“You go!” I said, panicked, knowing that the Teacher was more sophisticated and would ‘fit’ better with the ‘in’ crowd than me.
But, he wouldn’t hear of it, telling me that this was ‘my night’.
He spent the rest of the subway ride convincing (and reminding) me that a night like this was what I’d moved to New York for and what I’d fantasized about when we were living Kansas City, dreaming of ‘possibilities’ and a night like this.
“I mean, come on”, he said, “a party on a yacht! This is straight out of one of those old movies you love so much.”
When we got back to our apartment in Park Slope we ran straight to our small bedroom, trying not to bump into each other as we both started pulling things out the closet, doing our best to put together something resembling ‘Black tie’ (which I did not own or have time to rent).

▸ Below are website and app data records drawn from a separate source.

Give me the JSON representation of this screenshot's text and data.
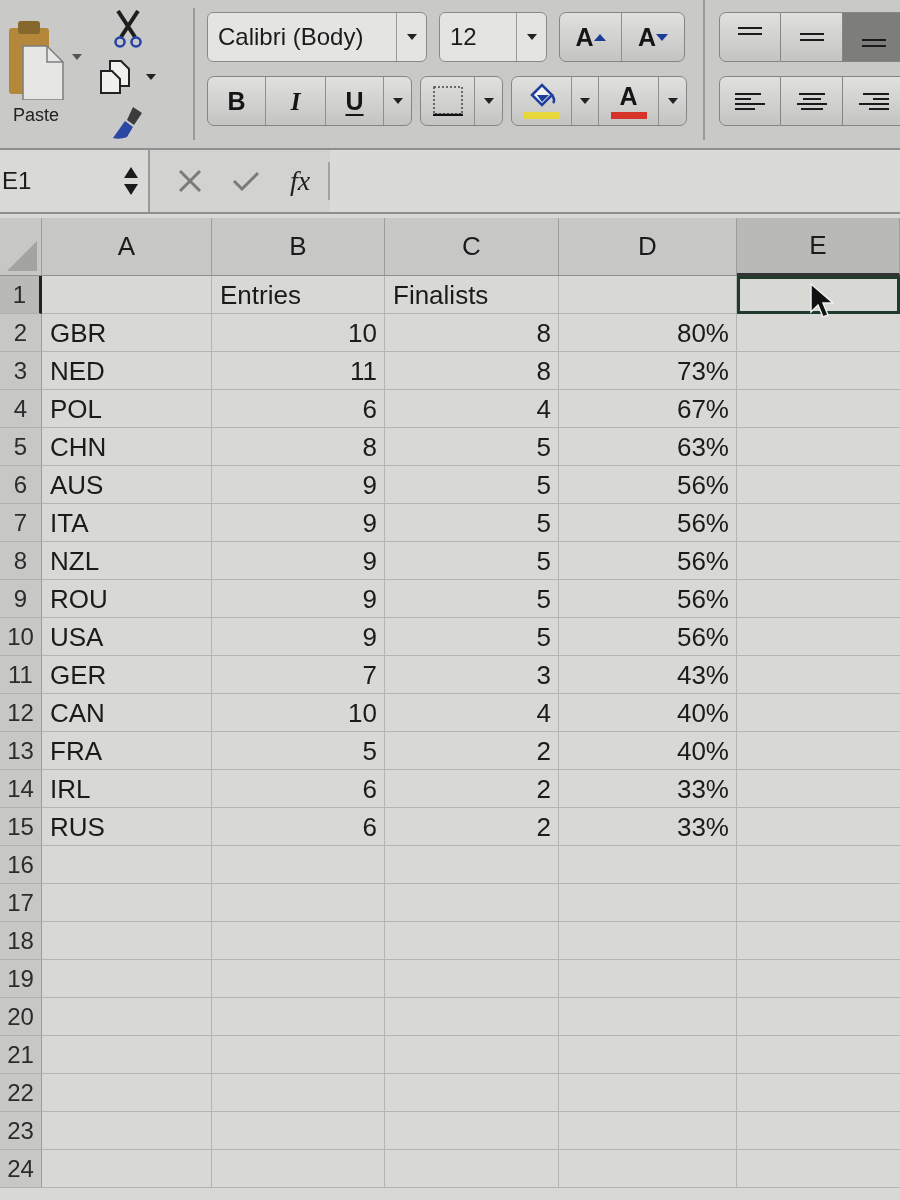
{
  "ribbon": {
    "paste": {
      "label": "Paste"
    },
    "font_name": {
      "value": "Calibri (Body)"
    },
    "font_size": {
      "value": "12"
    },
    "grow_font": {
      "label": "A"
    },
    "shrink_font": {
      "label": "A"
    },
    "bold": {
      "label": "B"
    },
    "italic": {
      "label": "I"
    },
    "underline": {
      "label": "U"
    },
    "fill_color": {
      "color": "#e6d83a"
    },
    "font_color": {
      "label": "A",
      "color": "#d6332b"
    },
    "vertical_align": [
      {
        "kind": "top",
        "selected": false
      },
      {
        "kind": "middle",
        "selected": false
      },
      {
        "kind": "bottom",
        "selected": true
      }
    ],
    "horizontal_align": [
      {
        "kind": "left",
        "selected": false
      },
      {
        "kind": "center",
        "selected": false
      },
      {
        "kind": "right",
        "selected": false
      }
    ]
  },
  "formula_bar": {
    "name_box": "E1",
    "function_label": "fx"
  },
  "sheet": {
    "columns": [
      {
        "label": "A",
        "selected": false
      },
      {
        "label": "B",
        "selected": false
      },
      {
        "label": "C",
        "selected": false
      },
      {
        "label": "D",
        "selected": false
      },
      {
        "label": "E",
        "selected": true
      }
    ],
    "rows": [
      {
        "label": "1",
        "selected": true,
        "cells": [
          null,
          "Entries",
          "Finalists"
        ]
      },
      {
        "label": "2",
        "selected": false,
        "cells": [
          "GBR",
          "10",
          "8",
          "80%"
        ]
      },
      {
        "label": "3",
        "selected": false,
        "cells": [
          "NED",
          "11",
          "8",
          "73%"
        ]
      },
      {
        "label": "4",
        "selected": false,
        "cells": [
          "POL",
          "6",
          "4",
          "67%"
        ]
      },
      {
        "label": "5",
        "selected": false,
        "cells": [
          "CHN",
          "8",
          "5",
          "63%"
        ]
      },
      {
        "label": "6",
        "selected": false,
        "cells": [
          "AUS",
          "9",
          "5",
          "56%"
        ]
      },
      {
        "label": "7",
        "selected": false,
        "cells": [
          "ITA",
          "9",
          "5",
          "56%"
        ]
      },
      {
        "label": "8",
        "selected": false,
        "cells": [
          "NZL",
          "9",
          "5",
          "56%"
        ]
      },
      {
        "label": "9",
        "selected": false,
        "cells": [
          "ROU",
          "9",
          "5",
          "56%"
        ]
      },
      {
        "label": "10",
        "selected": false,
        "cells": [
          "USA",
          "9",
          "5",
          "56%"
        ]
      },
      {
        "label": "11",
        "selected": false,
        "cells": [
          "GER",
          "7",
          "3",
          "43%"
        ]
      },
      {
        "label": "12",
        "selected": false,
        "cells": [
          "CAN",
          "10",
          "4",
          "40%"
        ]
      },
      {
        "label": "13",
        "selected": false,
        "cells": [
          "FRA",
          "5",
          "2",
          "40%"
        ]
      },
      {
        "label": "14",
        "selected": false,
        "cells": [
          "IRL",
          "6",
          "2",
          "33%"
        ]
      },
      {
        "label": "15",
        "selected": false,
        "cells": [
          "RUS",
          "6",
          "2",
          "33%"
        ]
      },
      {
        "label": "16",
        "selected": false
      },
      {
        "label": "17",
        "selected": false
      },
      {
        "label": "18",
        "selected": false
      },
      {
        "label": "19",
        "selected": false
      },
      {
        "label": "20",
        "selected": false
      },
      {
        "label": "21",
        "selected": false
      },
      {
        "label": "22",
        "selected": false
      },
      {
        "label": "23",
        "selected": false
      },
      {
        "label": "24",
        "selected": false
      }
    ]
  }
}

I fumbled out of my clothes as the Teacher handed me his white dress shirt and I’d grabbed a black and white bow tie off the hook inside the closet that I’d recently learned to tie by hand.

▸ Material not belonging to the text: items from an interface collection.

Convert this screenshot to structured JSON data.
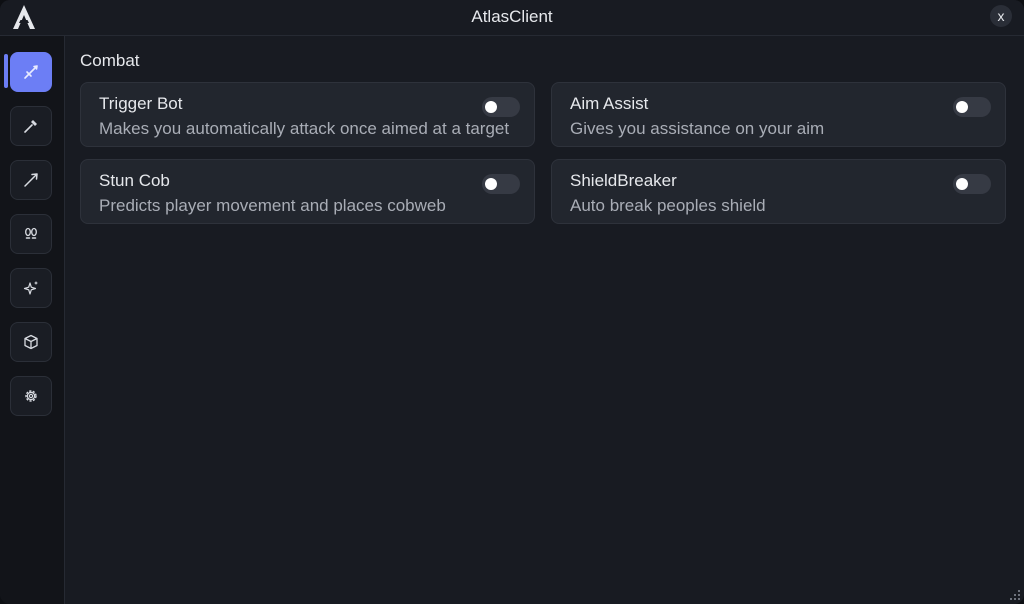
{
  "window": {
    "title": "AtlasClient",
    "close_label": "x",
    "logo_icon": "atlas-logo-icon"
  },
  "sidebar": {
    "items": [
      {
        "id": "combat",
        "icon": "sword-icon",
        "active": true
      },
      {
        "id": "tools",
        "icon": "pickaxe-icon",
        "active": false
      },
      {
        "id": "ranged",
        "icon": "arrow-icon",
        "active": false
      },
      {
        "id": "movement",
        "icon": "footsteps-icon",
        "active": false
      },
      {
        "id": "render",
        "icon": "sparkles-icon",
        "active": false
      },
      {
        "id": "world",
        "icon": "cube-icon",
        "active": false
      },
      {
        "id": "settings",
        "icon": "gear-icon",
        "active": false
      }
    ]
  },
  "main": {
    "section_title": "Combat",
    "modules": [
      {
        "title": "Trigger Bot",
        "description": "Makes you automatically attack once aimed at a target",
        "enabled": false
      },
      {
        "title": "Aim Assist",
        "description": "Gives you assistance on your aim",
        "enabled": false
      },
      {
        "title": "Stun Cob",
        "description": "Predicts player movement and places cobweb",
        "enabled": false
      },
      {
        "title": "ShieldBreaker",
        "description": "Auto break peoples shield",
        "enabled": false
      }
    ]
  },
  "colors": {
    "accent": "#6c7ef5",
    "background": "#181b22",
    "card": "#22262e",
    "text": "#e6e8ec",
    "muted_text": "#a9adb6"
  }
}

I put on a black shawl collared, Willie Smith bolero jacket and paired that with vintage tuxedo pants over black, patent leather army dress shoes with red socks. We both looked at the final result in the bathroom mirror, the teacher smiling his approval.

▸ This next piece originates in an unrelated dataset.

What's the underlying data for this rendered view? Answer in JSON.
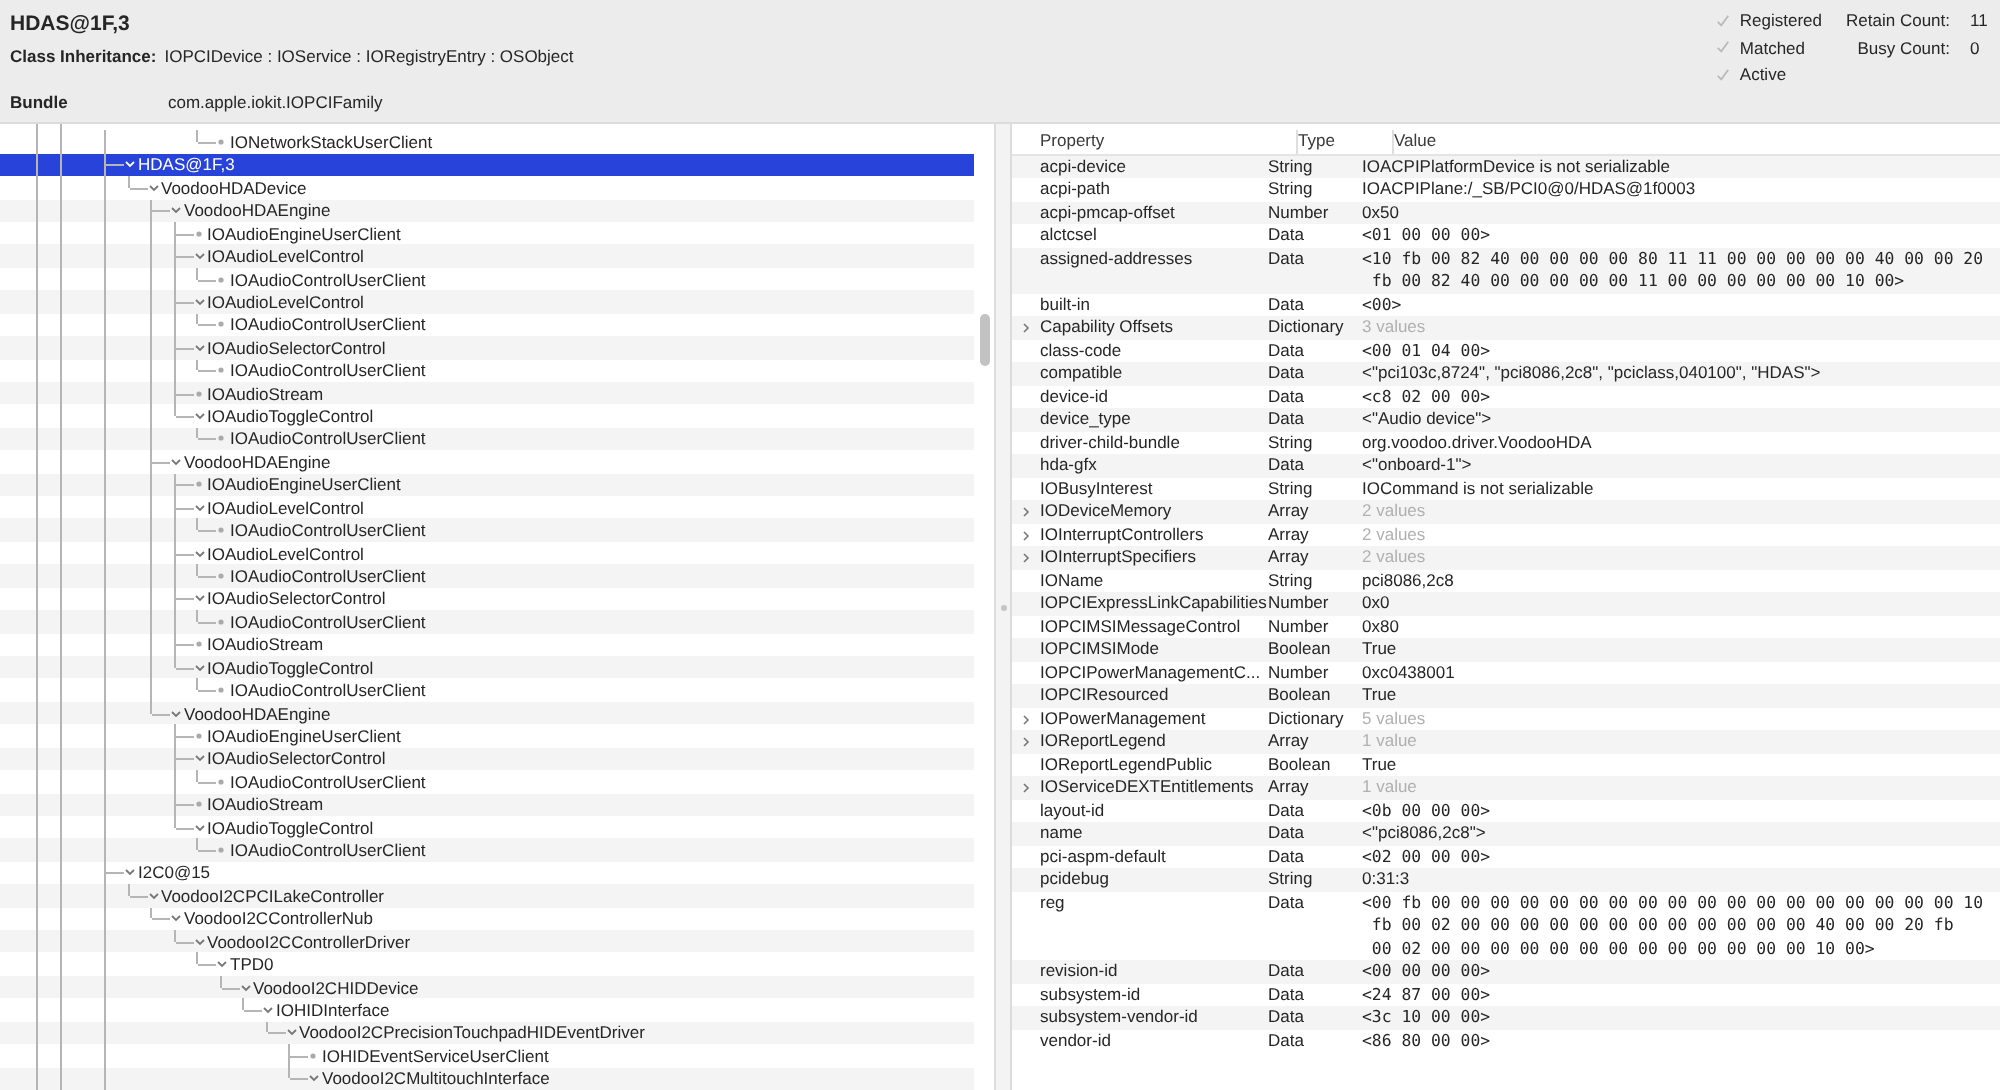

As a final touch he pinned a diamond shaped, art deco rhinestone brooch with rhinestone fringe (that shook as you moved) onto my lapel that I’d found in a Lower East Side thrift shop and then we were back out the door, racing against time to get to the city.
We reached the dock just as the boat was about to leave.
At the foot of the gangway the Teacher kissed me goodbye, told me to have a good time and to remember that I was ‘just as good as anybody on the boat’.
I surrendered the invitation to the intimidating person standing onboard with a clipboard in one hand and his finger on the end of a velvet rope in the other. Although I was inches taller than he, and I was the ‘guest’ (well, a guest of a guest) he somehow managed to look ‘down’ on my second-hand finery and me but stood aside to let me pass.
Finding a spot with the last of the elegantly dressed latecomers, I stayed on the deck; to watch as the boat pulled away, waving to the Teacher, not ready yet to face my fantasy.
As the yacht pulled away my knees weren’t shaking because of the motion of the boat or the October chill, I was excited and scared, not knowing what was too come, the patent leather of my army surplus shoes shining like glass slippers reflecting the lights that decorated the bow.
I looked at the Teacher on the dock waving to me as he got smaller and smaller, the boat moving farther out on the Hudson away from the city as it started its tour around the island.
Seeing the smallness of him against the city that seemed to consume him all I could think of was his largess and that this wasn’t the first time that ‘we’ did something that benefitted ‘me’.
I realized that I’d been wrong, Lowell Nesbitt wasn’t my ‘fairy Godmother” that night……the Teacher was and always had been.